In a world where feminism as a whole is often touted as a bad word, radical feminism in particular is marginalized, not only by the mainstream media, but often within third-wave feminist discourse. Are we afraid to be 'too' radical at the risk of alienating the masses? Or is radical feminism simply misunderstood?
This radio documentary asks: Where have all the radicals gone? Has feminism been swept up in the neoliberal current? Have we de-radicalized in order to be more palatable to the masses? In the face of strippercize, Sarah Palin, and 'post-feminism,' is feminism in need of a re-radicalization?
Featuring an interview with renowned feminist scholar, Sheila Jeffreys, your host Meghan Murphy explores all these questions and more.
Veering quite a bit in format from The F Word's regular programming, this extensive exploration of radical feminism and how it relates to contemporary feminist discourse is a little more academic in nature. Hang in there!

2 comments:

Meghan Emily Murphy said...

Great post! And excellent comments and criticisms of radical feminism. Thank you for pointing out what is missing (which is a lot).

Julian Real said...

Hi Meghan,

I'm glad your comment came through fine. :)

I'll just clarify that my criticisms are of some expressions of white feminism, and of anti-feminism, and of some people--female and male--in both groups who call themselves "radical" but not in ways that are all that related to or validating of most girls and women's experience and organised efforts to resist and transform patriarchal societies, from what radical feminist contacts around the world tell me.

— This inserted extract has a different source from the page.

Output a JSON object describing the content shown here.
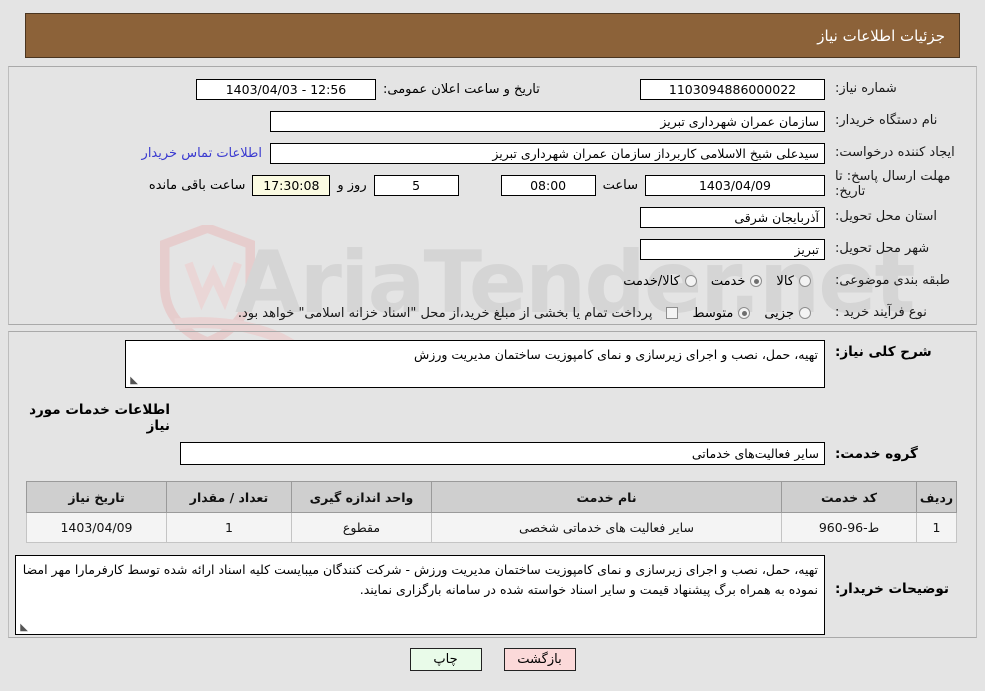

And most of the radical feminists informing me of the unchecked class and race privilege and racist-misogyny of some white points of view are not white feminist-identified women. They are Asian, Arab, Indigenous, Brown, and Black activist women.